“Yeah, I know that. But the “X” has to mean something. I mean if they’re putting them on there. Is the kitchen putting them on there? Why don’t they just put my name on it?”
“I’m not on a special diet.”
“I never said you were.”
“So it doesn’t make sense that I get a certain kind of tray…does anyone else get a tray with an “X”?”
“Don’t know. Don’t think so.”
“It just…it doesn’t make sense,” she marveled to a closing trap door after the gingerly lifting the white foam geometry containing her meal. Again Stamper watched as she opened her tray and raised it on the palm of her hand to eye level to squint at her food, to scrutinize the Cajun sausage, mustard, mashed potatoes and cabbage’s surfaces. She slid in her sock-clad feet to the door and spoke to the window.
“What’s wrong with this cabbage? It’s kind of blue. Bluish.”
“Ahh. It does not look blue to me,” Stamper said, peering through the window at the tray. “Maybe the green of the cabbage mixed with the yellow of your mustard to make it look blue.”
“Yellow and green don’t make blue. Blue and yellow make green,” she sneered at him condescendingly.
“And why does this Cajun sausage have little black specks all in it?”
“Probably those little black specks are Cajun.”
“Yeah, but it looks like too much, you know?
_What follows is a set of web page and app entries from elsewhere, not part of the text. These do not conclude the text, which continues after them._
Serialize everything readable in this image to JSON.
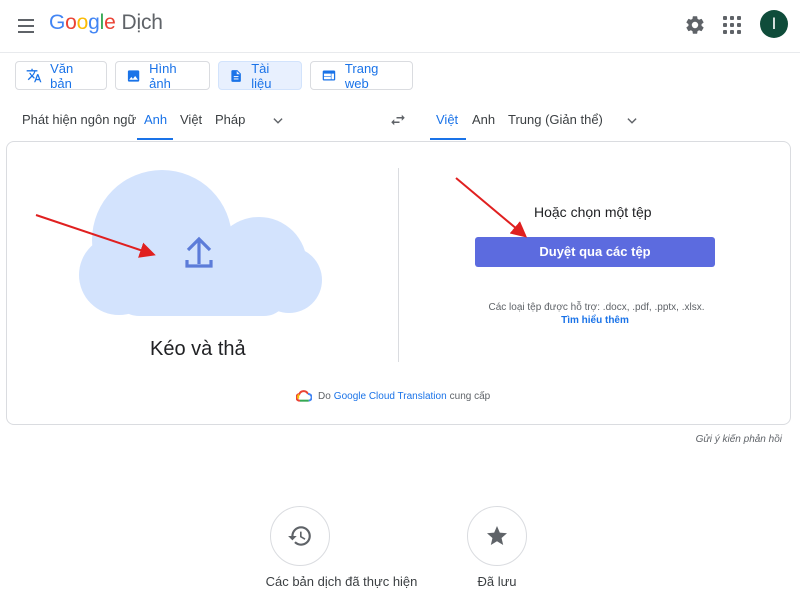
{
  "header": {
    "logo": [
      "G",
      "o",
      "o",
      "g",
      "l",
      "e"
    ],
    "product": "Dịch",
    "avatar_letter": "I"
  },
  "modes": [
    {
      "label": "Văn bản",
      "icon": "translate-icon"
    },
    {
      "label": "Hình ảnh",
      "icon": "image-icon"
    },
    {
      "label": "Tài liệu",
      "icon": "document-icon",
      "active": true
    },
    {
      "label": "Trang web",
      "icon": "web-icon"
    }
  ],
  "source_langs": [
    "Phát hiện ngôn ngữ",
    "Anh",
    "Việt",
    "Pháp"
  ],
  "target_langs": [
    "Việt",
    "Anh",
    "Trung (Giản thể)"
  ],
  "upload": {
    "drag_label": "Kéo và thả",
    "choose_label": "Hoặc chọn một tệp",
    "browse_label": "Duyệt qua các tệp",
    "supported_text": "Các loại tệp được hỗ trợ: .docx, .pdf, .pptx, .xlsx.",
    "learn_more": "Tìm hiểu thêm"
  },
  "powered": {
    "prefix": "Do",
    "link": "Google Cloud Translation",
    "suffix": "cung cấp"
  },
  "feedback": "Gửi ý kiến phản hồi",
  "bottom": {
    "history_label": "Các bản dịch đã thực hiện",
    "saved_label": "Đã lưu"
  },
  "colors": {
    "accent": "#1a73e8",
    "browse_button": "#5c6bdf",
    "cloud": "#d3e3fd",
    "arrow": "#e02020"
  }
}
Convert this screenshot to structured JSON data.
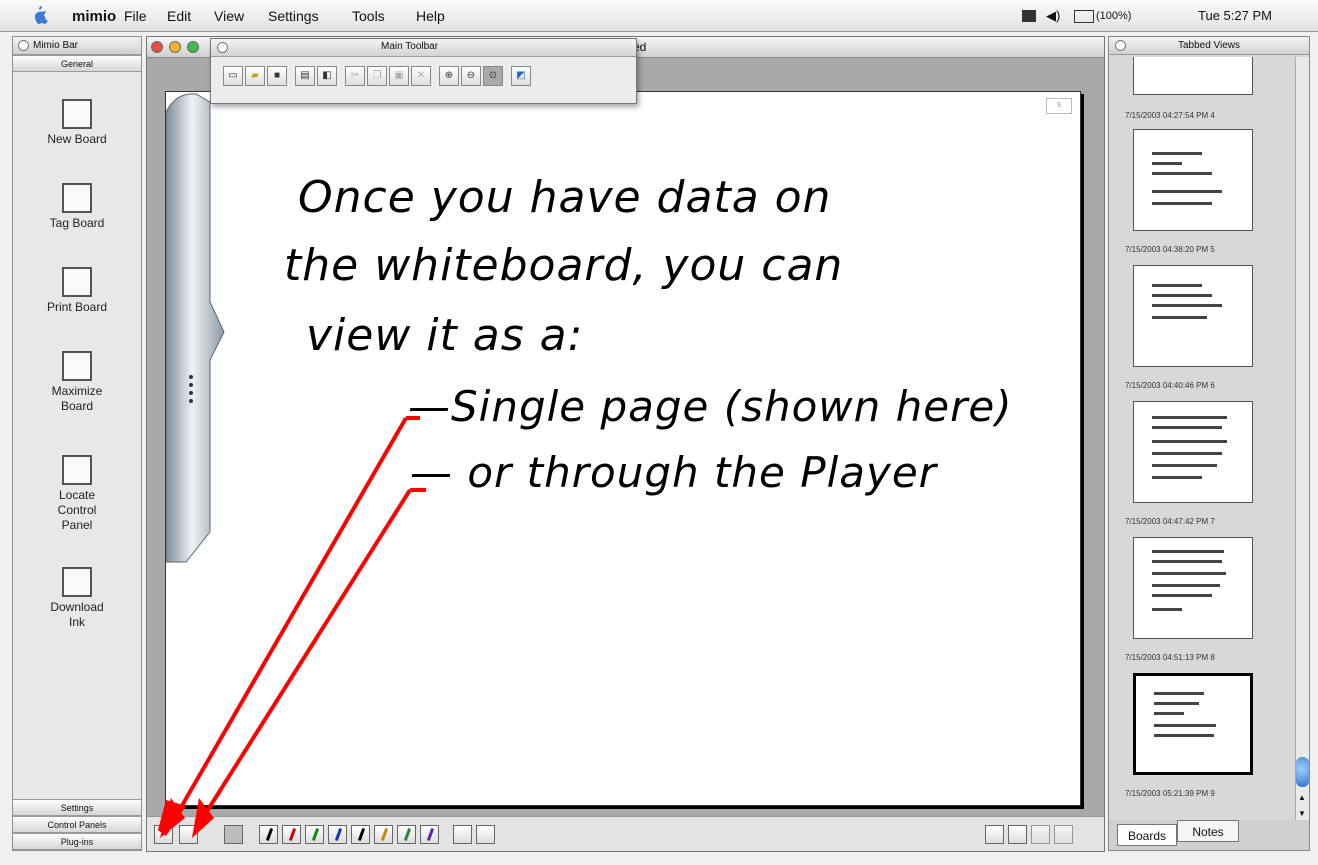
{
  "menubar": {
    "app": "mimio",
    "menus": [
      "File",
      "Edit",
      "View",
      "Settings",
      "Tools",
      "Help"
    ],
    "battery": "(100%)",
    "clock": "Tue 5:27 PM"
  },
  "mimio_bar": {
    "title": "Mimio Bar",
    "section_top": "General",
    "tools": [
      {
        "label": "New Board",
        "icon": "new-board-icon"
      },
      {
        "label": "Tag Board",
        "icon": "tag-board-icon"
      },
      {
        "label": "Print Board",
        "icon": "print-board-icon"
      },
      {
        "label": "Maximize Board",
        "icon": "maximize-board-icon"
      },
      {
        "label": "Locate Control Panel",
        "icon": "locate-control-panel-icon"
      },
      {
        "label": "Download Ink",
        "icon": "download-ink-icon"
      }
    ],
    "sections_bottom": [
      "Settings",
      "Control Panels",
      "Plug-ins"
    ]
  },
  "main_window": {
    "title_fragment": "ed",
    "board_text": [
      "Once you have data on",
      "the whiteboard, you can",
      "view it as a:",
      "—Single page (shown here)",
      "— or through the Player"
    ]
  },
  "main_toolbar": {
    "title": "Main Toolbar"
  },
  "tabbed_views": {
    "title": "Tabbed Views",
    "timestamps": [
      "7/15/2003 04:27:54 PM   4",
      "7/15/2003 04:38:20 PM   5",
      "7/15/2003 04:40:46 PM   6",
      "7/15/2003 04:47:42 PM   7",
      "7/15/2003 04:51:13 PM   8",
      "7/15/2003 05:21:39 PM   9"
    ],
    "tabs": [
      "Boards",
      "Notes"
    ]
  },
  "colors": {
    "arrow": "#ff0000",
    "pens": [
      "#000000",
      "#cc0000",
      "#118811",
      "#1133cc",
      "#000000",
      "#cc8800",
      "#228833",
      "#6622aa"
    ]
  }
}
Like something is wrong with it.” She was searching for some agreement from him, confirmation that her suspicions were spot-on. As Stamper walked away, her face said she made no conclusions about food safety at all, and moreover, the “X” remained a big question mark.
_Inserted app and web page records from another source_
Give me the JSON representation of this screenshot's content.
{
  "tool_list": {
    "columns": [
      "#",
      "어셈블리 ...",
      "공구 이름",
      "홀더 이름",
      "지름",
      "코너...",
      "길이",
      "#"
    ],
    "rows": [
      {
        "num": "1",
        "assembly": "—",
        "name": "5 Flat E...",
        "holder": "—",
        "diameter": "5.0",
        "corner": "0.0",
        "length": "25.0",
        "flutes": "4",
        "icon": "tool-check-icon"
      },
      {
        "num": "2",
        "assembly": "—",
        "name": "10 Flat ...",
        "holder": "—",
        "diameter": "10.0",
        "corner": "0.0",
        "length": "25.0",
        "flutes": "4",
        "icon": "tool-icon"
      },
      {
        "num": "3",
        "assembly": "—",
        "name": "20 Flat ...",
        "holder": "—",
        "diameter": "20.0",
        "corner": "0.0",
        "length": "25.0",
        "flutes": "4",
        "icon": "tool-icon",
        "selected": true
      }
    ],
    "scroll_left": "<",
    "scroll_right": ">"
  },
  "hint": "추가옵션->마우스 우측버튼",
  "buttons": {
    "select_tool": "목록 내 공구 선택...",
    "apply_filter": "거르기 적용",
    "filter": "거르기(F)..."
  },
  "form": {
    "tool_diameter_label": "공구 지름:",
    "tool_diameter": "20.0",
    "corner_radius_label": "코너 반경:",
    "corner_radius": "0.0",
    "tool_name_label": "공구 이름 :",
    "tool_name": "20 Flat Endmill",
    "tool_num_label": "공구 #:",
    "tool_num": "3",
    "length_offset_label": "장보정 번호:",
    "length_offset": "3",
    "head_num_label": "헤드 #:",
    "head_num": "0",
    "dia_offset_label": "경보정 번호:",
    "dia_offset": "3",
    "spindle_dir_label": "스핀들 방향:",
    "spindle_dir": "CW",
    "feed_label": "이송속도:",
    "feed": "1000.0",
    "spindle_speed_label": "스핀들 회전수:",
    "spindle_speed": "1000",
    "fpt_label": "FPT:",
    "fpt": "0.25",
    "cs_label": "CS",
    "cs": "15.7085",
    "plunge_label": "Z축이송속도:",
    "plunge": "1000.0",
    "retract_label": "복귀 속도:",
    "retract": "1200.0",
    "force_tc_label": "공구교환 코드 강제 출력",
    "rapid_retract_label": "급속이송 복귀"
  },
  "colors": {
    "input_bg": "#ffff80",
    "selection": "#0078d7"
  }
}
For days, permutations of the same exchange played out at every meal. Larkin, this one’s yours/ Why do they keep putting an “”X on mine? / I’m not sure; I think they’re all the same/ Does this look weird to you? / Not at all / This whole thing with the “X”’s just seems weird. Because it was.
But David Stamper could see with each day her cheeks grew more diagonal, bones protruded a little more, collar bones rose higher and jaw’s contours more pronounced. Weight fell off her because of her paranoia-induced anorexia. After ten days, slate blue crescents ringed her eyes.
“Larkin, your tray.”
“Just keep the fucking thing. I know what you guys are doing to it.”
“Larkin,” he said to her, raising his right hand into the small window’s area. “Hand to God. No one’s doing anything to your tray.” It was the truth.
“Oh, like you would tell me?” Larkin’s delivered her last two words choppily while she downed an eight-ounce cup of water from her tap and filled another. “I know what you’re doing and it’s not working.”
“What are we doing that’s not working?” he asked, thinking Oh, but it is working. I don’t have to starve you. You’ll do it to yourself. “Look, I can’t really make you eat.”
“No, you can’t.”
“Is this some type of hunger strike, Larkin? ‘Cuz there’s a form I need to fill out for that if it is.”
“No, this is me not eating your saliva, your piss, your pus, your boogers, your shit, your cum. Whatever you’re putting on my food.”
“Look. I have no idea what you’re talking…” his continued avowal of pure food was interrupted by flashes of blue and gold in the SHU’s lobby. More gold than usual meant another lieutenant or a captain in the unit, their uniforms gold emblazoned navy. It was Rick Ralston in the SHU for a purpose other than Larkin.
Click here for the ending.
THREE IDEAS IN CRIMINAL JUSTICE FROM FEBRUARY 6 – 12, 2017
Donald J. Trump signed three executive orders this week on criminal justice. He wants to resurrect mandatory minimum sentences for people who harm law enforcement officers.
Recommended Buy: In his new book, “Locked In,” Fordham law professor John Pfaff tells us the real cause of mass incarceration: prosecutors.
This Bloomberg-Businessweek story is a great look at how police departments fail to take advantage of the information available on unsolved cases and to see potential connections across jurisdictional lines. For me, this problem is not just about leaving crimes unsolved. It’s about a refusal to accept that these myopic investigations put innocent people behind bars.